* [RECORDS FOR THIS TASK]:
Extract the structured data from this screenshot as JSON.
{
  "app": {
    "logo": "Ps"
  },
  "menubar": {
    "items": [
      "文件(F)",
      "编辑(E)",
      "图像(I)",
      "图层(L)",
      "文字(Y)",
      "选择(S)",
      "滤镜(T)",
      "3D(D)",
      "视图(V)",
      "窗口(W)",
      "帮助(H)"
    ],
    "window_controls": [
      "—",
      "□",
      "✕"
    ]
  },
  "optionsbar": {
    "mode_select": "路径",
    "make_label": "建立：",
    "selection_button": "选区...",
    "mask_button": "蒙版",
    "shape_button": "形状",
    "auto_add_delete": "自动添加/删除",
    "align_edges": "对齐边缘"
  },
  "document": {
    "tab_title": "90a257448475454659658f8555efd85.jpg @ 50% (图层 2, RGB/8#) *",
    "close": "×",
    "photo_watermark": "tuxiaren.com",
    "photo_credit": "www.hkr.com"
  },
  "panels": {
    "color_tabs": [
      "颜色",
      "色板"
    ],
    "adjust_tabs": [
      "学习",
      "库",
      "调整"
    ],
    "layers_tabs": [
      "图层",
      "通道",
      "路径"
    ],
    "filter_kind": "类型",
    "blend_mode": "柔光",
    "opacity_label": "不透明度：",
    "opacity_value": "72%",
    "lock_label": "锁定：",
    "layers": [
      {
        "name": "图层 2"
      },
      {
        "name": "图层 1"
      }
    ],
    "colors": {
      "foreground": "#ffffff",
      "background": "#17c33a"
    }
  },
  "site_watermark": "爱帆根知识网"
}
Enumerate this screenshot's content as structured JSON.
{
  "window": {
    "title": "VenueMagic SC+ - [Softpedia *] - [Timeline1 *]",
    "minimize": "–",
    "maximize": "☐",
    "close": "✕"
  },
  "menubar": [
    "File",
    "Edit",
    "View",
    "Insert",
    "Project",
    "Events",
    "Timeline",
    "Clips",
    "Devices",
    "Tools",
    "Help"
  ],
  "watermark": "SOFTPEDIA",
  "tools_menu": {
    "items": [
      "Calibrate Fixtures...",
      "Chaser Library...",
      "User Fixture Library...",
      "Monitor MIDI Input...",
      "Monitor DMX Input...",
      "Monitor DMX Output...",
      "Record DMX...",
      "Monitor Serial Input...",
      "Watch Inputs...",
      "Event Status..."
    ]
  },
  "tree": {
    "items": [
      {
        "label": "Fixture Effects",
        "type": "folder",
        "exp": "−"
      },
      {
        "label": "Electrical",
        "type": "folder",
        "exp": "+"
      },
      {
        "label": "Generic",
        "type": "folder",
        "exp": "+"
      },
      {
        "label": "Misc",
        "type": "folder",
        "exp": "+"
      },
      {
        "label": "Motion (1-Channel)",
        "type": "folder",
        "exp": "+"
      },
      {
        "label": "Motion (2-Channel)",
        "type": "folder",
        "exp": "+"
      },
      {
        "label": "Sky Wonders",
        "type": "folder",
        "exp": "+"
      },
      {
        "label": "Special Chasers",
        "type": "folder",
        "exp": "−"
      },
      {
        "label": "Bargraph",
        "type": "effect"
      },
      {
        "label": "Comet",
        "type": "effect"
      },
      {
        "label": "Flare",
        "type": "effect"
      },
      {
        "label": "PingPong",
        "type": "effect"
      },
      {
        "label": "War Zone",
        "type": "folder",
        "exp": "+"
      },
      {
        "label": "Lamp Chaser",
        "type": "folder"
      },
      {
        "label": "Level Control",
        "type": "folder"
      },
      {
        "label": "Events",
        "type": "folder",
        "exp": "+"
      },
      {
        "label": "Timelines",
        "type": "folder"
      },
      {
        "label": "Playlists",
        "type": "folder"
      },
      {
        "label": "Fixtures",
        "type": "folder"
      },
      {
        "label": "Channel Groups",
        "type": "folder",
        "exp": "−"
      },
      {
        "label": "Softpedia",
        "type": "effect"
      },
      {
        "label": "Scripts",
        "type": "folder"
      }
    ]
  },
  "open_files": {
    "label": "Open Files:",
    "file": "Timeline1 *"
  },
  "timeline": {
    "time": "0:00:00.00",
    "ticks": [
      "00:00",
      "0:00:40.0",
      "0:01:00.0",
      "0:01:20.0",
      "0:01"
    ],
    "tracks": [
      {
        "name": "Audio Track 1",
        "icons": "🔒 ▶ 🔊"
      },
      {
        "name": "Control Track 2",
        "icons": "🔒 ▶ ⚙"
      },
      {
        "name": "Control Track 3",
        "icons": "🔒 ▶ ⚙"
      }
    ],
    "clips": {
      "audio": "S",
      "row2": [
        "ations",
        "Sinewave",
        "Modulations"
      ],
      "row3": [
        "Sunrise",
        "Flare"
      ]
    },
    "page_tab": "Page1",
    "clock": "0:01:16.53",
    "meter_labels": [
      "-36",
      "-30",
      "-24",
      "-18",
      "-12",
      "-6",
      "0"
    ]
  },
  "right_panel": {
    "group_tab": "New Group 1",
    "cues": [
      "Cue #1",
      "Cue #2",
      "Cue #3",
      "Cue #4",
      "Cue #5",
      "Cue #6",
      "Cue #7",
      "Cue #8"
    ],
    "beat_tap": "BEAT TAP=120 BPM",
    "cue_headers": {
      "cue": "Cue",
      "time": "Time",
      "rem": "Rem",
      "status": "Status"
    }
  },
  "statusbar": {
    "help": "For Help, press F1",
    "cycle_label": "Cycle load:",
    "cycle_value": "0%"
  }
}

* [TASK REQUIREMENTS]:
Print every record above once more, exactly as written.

* [EXERCISE SOLUTION]:
Extract the structured data from this screenshot as JSON.
{
  "app": {
    "logo": "Ps"
  },
  "menubar": {
    "items": [
      "文件(F)",
      "编辑(E)",
      "图像(I)",
      "图层(L)",
      "文字(Y)",
      "选择(S)",
      "滤镜(T)",
      "3D(D)",
      "视图(V)",
      "窗口(W)",
      "帮助(H)"
    ],
    "window_controls": [
      "—",
      "□",
      "✕"
    ]
  },
  "optionsbar": {
    "mode_select": "路径",
    "make_label": "建立：",
    "selection_button": "选区...",
    "mask_button": "蒙版",
    "shape_button": "形状",
    "auto_add_delete": "自动添加/删除",
    "align_edges": "对齐边缘"
  },
  "document": {
    "tab_title": "90a257448475454659658f8555efd85.jpg @ 50% (图层 2, RGB/8#) *",
    "close": "×",
    "photo_watermark": "tuxiaren.com",
    "photo_credit": "www.hkr.com"
  },
  "panels": {
    "color_tabs": [
      "颜色",
      "色板"
    ],
    "adjust_tabs": [
      "学习",
      "库",
      "调整"
    ],
    "layers_tabs": [
      "图层",
      "通道",
      "路径"
    ],
    "filter_kind": "类型",
    "blend_mode": "柔光",
    "opacity_label": "不透明度：",
    "opacity_value": "72%",
    "lock_label": "锁定：",
    "layers": [
      {
        "name": "图层 2"
      },
      {
        "name": "图层 1"
      }
    ],
    "colors": {
      "foreground": "#ffffff",
      "background": "#17c33a"
    }
  },
  "site_watermark": "爱帆根知识网"
}
Enumerate this screenshot's content as structured JSON.
{
  "window": {
    "title": "VenueMagic SC+ - [Softpedia *] - [Timeline1 *]",
    "minimize": "–",
    "maximize": "☐",
    "close": "✕"
  },
  "menubar": [
    "File",
    "Edit",
    "View",
    "Insert",
    "Project",
    "Events",
    "Timeline",
    "Clips",
    "Devices",
    "Tools",
    "Help"
  ],
  "watermark": "SOFTPEDIA",
  "tools_menu": {
    "items": [
      "Calibrate Fixtures...",
      "Chaser Library...",
      "User Fixture Library...",
      "Monitor MIDI Input...",
      "Monitor DMX Input...",
      "Monitor DMX Output...",
      "Record DMX...",
      "Monitor Serial Input...",
      "Watch Inputs...",
      "Event Status..."
    ]
  },
  "tree": {
    "items": [
      {
        "label": "Fixture Effects",
        "type": "folder",
        "exp": "−"
      },
      {
        "label": "Electrical",
        "type": "folder",
        "exp": "+"
      },
      {
        "label": "Generic",
        "type": "folder",
        "exp": "+"
      },
      {
        "label": "Misc",
        "type": "folder",
        "exp": "+"
      },
      {
        "label": "Motion (1-Channel)",
        "type": "folder",
        "exp": "+"
      },
      {
        "label": "Motion (2-Channel)",
        "type": "folder",
        "exp": "+"
      },
      {
        "label": "Sky Wonders",
        "type": "folder",
        "exp": "+"
      },
      {
        "label": "Special Chasers",
        "type": "folder",
        "exp": "−"
      },
      {
        "label": "Bargraph",
        "type": "effect"
      },
      {
        "label": "Comet",
        "type": "effect"
      },
      {
        "label": "Flare",
        "type": "effect"
      },
      {
        "label": "PingPong",
        "type": "effect"
      },
      {
        "label": "War Zone",
        "type": "folder",
        "exp": "+"
      },
      {
        "label": "Lamp Chaser",
        "type": "folder"
      },
      {
        "label": "Level Control",
        "type": "folder"
      },
      {
        "label": "Events",
        "type": "folder",
        "exp": "+"
      },
      {
        "label": "Timelines",
        "type": "folder"
      },
      {
        "label": "Playlists",
        "type": "folder"
      },
      {
        "label": "Fixtures",
        "type": "folder"
      },
      {
        "label": "Channel Groups",
        "type": "folder",
        "exp": "−"
      },
      {
        "label": "Softpedia",
        "type": "effect"
      },
      {
        "label": "Scripts",
        "type": "folder"
      }
    ]
  },
  "open_files": {
    "label": "Open Files:",
    "file": "Timeline1 *"
  },
  "timeline": {
    "time": "0:00:00.00",
    "ticks": [
      "00:00",
      "0:00:40.0",
      "0:01:00.0",
      "0:01:20.0",
      "0:01"
    ],
    "tracks": [
      {
        "name": "Audio Track 1",
        "icons": "🔒 ▶ 🔊"
      },
      {
        "name": "Control Track 2",
        "icons": "🔒 ▶ ⚙"
      },
      {
        "name": "Control Track 3",
        "icons": "🔒 ▶ ⚙"
      }
    ],
    "clips": {
      "audio": "S",
      "row2": [
        "ations",
        "Sinewave",
        "Modulations"
      ],
      "row3": [
        "Sunrise",
        "Flare"
      ]
    },
    "page_tab": "Page1",
    "clock": "0:01:16.53",
    "meter_labels": [
      "-36",
      "-30",
      "-24",
      "-18",
      "-12",
      "-6",
      "0"
    ]
  },
  "right_panel": {
    "group_tab": "New Group 1",
    "cues": [
      "Cue #1",
      "Cue #2",
      "Cue #3",
      "Cue #4",
      "Cue #5",
      "Cue #6",
      "Cue #7",
      "Cue #8"
    ],
    "beat_tap": "BEAT TAP=120 BPM",
    "cue_headers": {
      "cue": "Cue",
      "time": "Time",
      "rem": "Rem",
      "status": "Status"
    }
  },
  "statusbar": {
    "help": "For Help, press F1",
    "cycle_label": "Cycle load:",
    "cycle_value": "0%"
  }
}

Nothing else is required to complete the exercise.